“It’s the freedom of everything – the spaces, the sound, the tunes… [jazz] is a free form of music. It’s cliche, but it’s truly why I love it,” Amend tells BandWagon.
As a musician who loves to improvise, that freedom is addicting. The ever-changing environments opened up opportunities to play with some larger names like prominent jazz drummer Jeff Hamilton, who played on Amend’s debut album.
But even as a regularly-billed player at Denver clubs, Amend sometimes misses being a part of a band, building relationships and momentum as a group instead of as an individual. That’s why he wrote and recorded his newest album, Heliotrope, featuring an eight-piece jazz ensemble of his best friends, called the Tom Amend Octet. He refers to them as the “little big band,” and you can hear that description all over Heliotrope: five-part horn lines intermixed with a rhythm section emulate a big band style, but in a chamber setting. The octet brings him fond memories of the educational jazz ensembles he joined in high school and at the University of Northern Colorado.
“I wanted a chance to get my friends [together] and play on the same record,” Amend says, “since we’ve never all played on the same gig.”
Amend admits it’s a weird time to try to bring a larger jazz ensemble to Colorado’s live jazz scene, especially with live shows still practicing social distancing measures, but he’s hopeful of the octet becoming more of a band, as opposed to a one-off gig.
Developing the band relationship from an early age made him the musician he is now, and he recognizes the importance of sharing that coaching and experience with younger generations. Alongside teaching his own private students, and having a studio of young jazz pianists as an adjunct professor at the University of Northern Colorado, he mentors small ensembles at Colorado Conservatory for the Jazz Arts (CCJA), a non-profit organization that mentors young musicians in the art of jazz music. In each of these scenarios, Amend teaches the ensembles and individuals how to adapt to their settings, very much like he does.

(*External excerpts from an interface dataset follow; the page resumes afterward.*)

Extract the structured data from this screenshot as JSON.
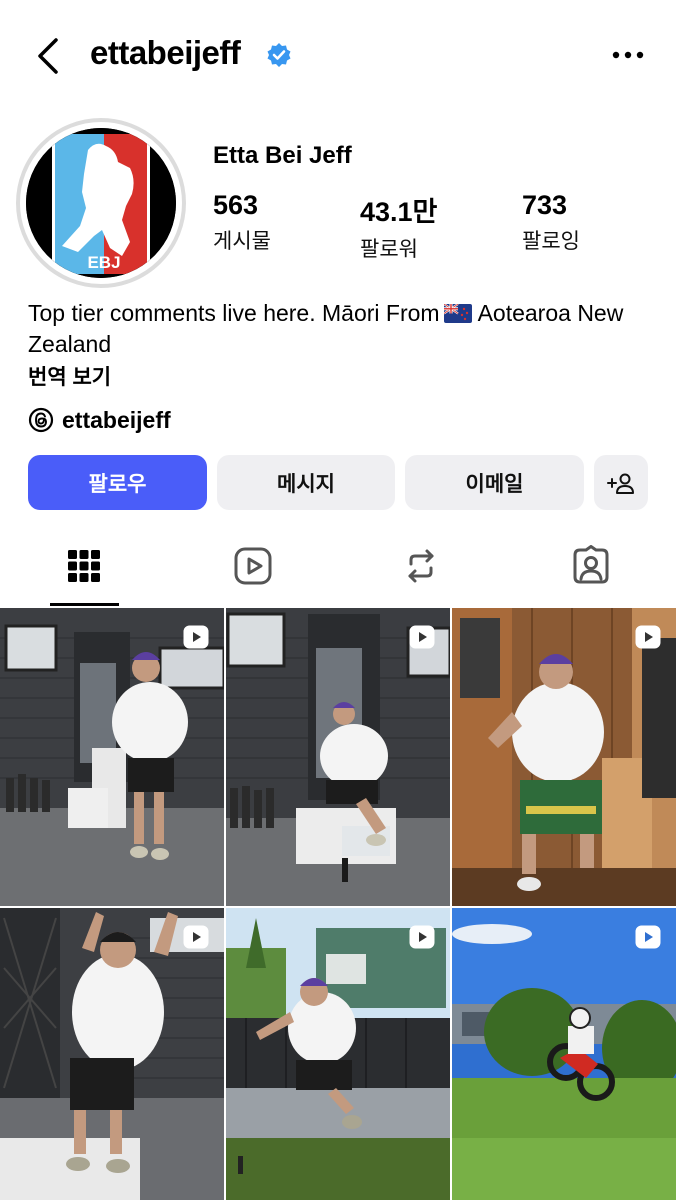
{
  "header": {
    "username": "ettabeijeff",
    "verified": true,
    "back_icon": "chevron-left-icon",
    "more_icon": "more-horizontal-icon"
  },
  "profile": {
    "display_name": "Etta Bei Jeff",
    "avatar_logo_text": "EBJ",
    "stats": [
      {
        "value": "563",
        "label": "게시물"
      },
      {
        "value": "43.1만",
        "label": "팔로워"
      },
      {
        "value": "733",
        "label": "팔로잉"
      }
    ],
    "bio_before_flag": "Top tier comments live here. Māori From",
    "bio_flag": "new-zealand-flag",
    "bio_after_flag": "Aotearoa New Zealand",
    "translate_label": "번역 보기",
    "threads_handle": "ettabeijeff"
  },
  "actions": {
    "follow": "팔로우",
    "message": "메시지",
    "email": "이메일",
    "suggest_icon": "add-person-icon"
  },
  "tabs": [
    {
      "icon": "grid-icon",
      "active": true
    },
    {
      "icon": "reels-icon",
      "active": false
    },
    {
      "icon": "reposts-icon",
      "active": false
    },
    {
      "icon": "tagged-icon",
      "active": false
    }
  ],
  "colors": {
    "follow_button": "#4a5df9",
    "secondary_button": "#efeff2",
    "verified_badge": "#3897f0"
  },
  "posts": [
    {
      "type": "reel",
      "scene": "man in white shirt and purple cap at doorstep"
    },
    {
      "type": "reel",
      "scene": "man sitting on doorstep steps"
    },
    {
      "type": "reel",
      "scene": "man leaning on wooden door indoors"
    },
    {
      "type": "reel",
      "scene": "man jumping with arms raised"
    },
    {
      "type": "reel",
      "scene": "man mid-air in yard"
    },
    {
      "type": "reel",
      "scene": "rider on red dirt bike on lawn"
    }
  ]
}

“One of my combos didn’t have a bass player, so we’re doing an organ-trio setting,” said Amend, proving that improvisation can be more than just choosing which notes to play.
Programs like the ones he now directs are what inspired Amend to chase after music in the first place, and whether returning to his roots or finding new musical spaces, he is excited for whatever scenarios life tosses his way – so long as a little improvisation is involved.